■ YOUR ASSIGNMENT ■
State how many lines in the entries below hold the string "England", and give nothing besides that number.

■ PROVIDED ENTRIES ■

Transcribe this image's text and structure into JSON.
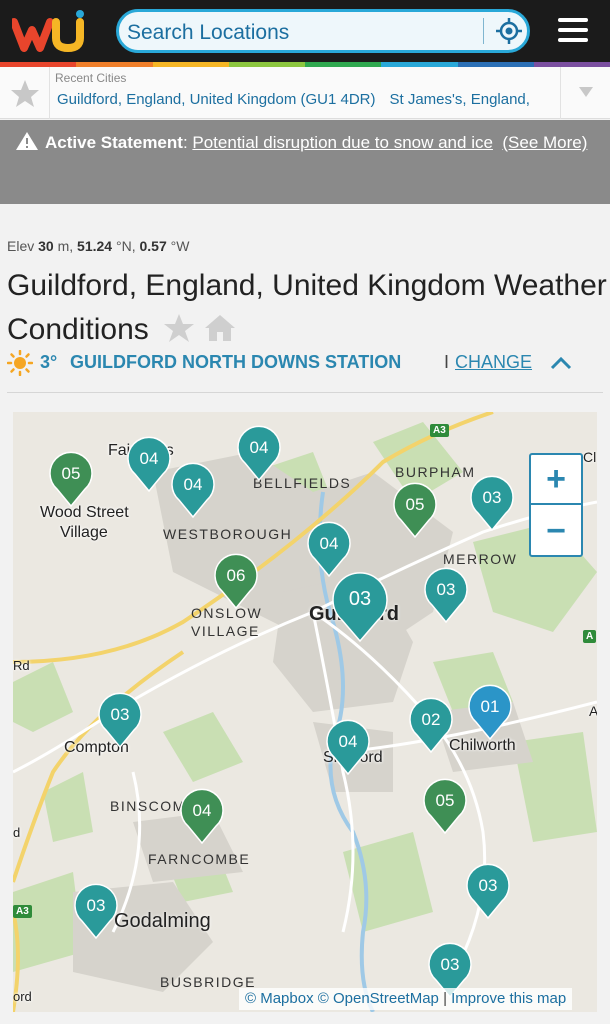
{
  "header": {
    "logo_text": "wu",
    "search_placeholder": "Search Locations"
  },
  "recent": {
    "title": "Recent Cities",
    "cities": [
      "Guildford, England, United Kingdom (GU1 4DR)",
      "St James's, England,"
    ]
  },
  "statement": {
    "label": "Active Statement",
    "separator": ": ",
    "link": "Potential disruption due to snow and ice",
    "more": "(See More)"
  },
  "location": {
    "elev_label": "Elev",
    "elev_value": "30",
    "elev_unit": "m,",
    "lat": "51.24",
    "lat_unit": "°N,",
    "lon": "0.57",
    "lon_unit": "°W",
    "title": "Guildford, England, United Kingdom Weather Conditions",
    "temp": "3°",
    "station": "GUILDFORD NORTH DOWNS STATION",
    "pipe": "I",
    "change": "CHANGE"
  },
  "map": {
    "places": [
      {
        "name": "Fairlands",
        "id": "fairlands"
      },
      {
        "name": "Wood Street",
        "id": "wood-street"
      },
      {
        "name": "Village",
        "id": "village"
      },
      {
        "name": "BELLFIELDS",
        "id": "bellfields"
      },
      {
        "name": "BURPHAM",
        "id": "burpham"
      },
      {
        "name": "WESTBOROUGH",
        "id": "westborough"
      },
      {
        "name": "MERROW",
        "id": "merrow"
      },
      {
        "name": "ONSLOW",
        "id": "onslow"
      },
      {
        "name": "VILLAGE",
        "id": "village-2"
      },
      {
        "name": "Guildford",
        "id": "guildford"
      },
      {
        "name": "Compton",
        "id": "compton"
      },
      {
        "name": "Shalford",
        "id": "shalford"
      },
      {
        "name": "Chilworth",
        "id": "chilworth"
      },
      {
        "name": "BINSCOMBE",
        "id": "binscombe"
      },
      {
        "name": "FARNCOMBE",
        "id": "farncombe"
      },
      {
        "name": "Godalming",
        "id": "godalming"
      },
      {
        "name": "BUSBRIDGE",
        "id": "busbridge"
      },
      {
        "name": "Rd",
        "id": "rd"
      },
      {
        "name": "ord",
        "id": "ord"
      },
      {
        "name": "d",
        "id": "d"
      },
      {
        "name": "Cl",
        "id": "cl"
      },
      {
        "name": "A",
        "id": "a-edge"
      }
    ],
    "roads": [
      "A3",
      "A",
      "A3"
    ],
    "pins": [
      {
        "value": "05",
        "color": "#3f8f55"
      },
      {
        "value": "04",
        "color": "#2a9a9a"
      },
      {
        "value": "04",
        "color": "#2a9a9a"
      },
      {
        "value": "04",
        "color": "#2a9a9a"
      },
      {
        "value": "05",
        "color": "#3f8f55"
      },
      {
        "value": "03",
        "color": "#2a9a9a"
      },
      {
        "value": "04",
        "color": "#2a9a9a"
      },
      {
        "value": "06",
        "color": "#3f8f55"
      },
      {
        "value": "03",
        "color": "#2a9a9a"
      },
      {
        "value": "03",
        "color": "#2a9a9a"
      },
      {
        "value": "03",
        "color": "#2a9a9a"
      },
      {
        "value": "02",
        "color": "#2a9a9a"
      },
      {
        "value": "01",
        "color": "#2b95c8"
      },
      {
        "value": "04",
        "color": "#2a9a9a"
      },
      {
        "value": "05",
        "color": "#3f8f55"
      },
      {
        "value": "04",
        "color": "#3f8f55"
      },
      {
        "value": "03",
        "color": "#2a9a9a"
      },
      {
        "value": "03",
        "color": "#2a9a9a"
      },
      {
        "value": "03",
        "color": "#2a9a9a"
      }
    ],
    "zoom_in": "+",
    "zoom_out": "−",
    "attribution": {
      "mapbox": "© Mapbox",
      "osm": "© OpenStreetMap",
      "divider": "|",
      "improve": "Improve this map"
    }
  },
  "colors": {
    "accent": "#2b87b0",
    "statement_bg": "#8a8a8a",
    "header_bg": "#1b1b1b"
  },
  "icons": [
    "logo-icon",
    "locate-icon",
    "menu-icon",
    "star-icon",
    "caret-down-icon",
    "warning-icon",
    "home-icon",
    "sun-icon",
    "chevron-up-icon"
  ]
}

■ EXERCISE SOLUTION ■
3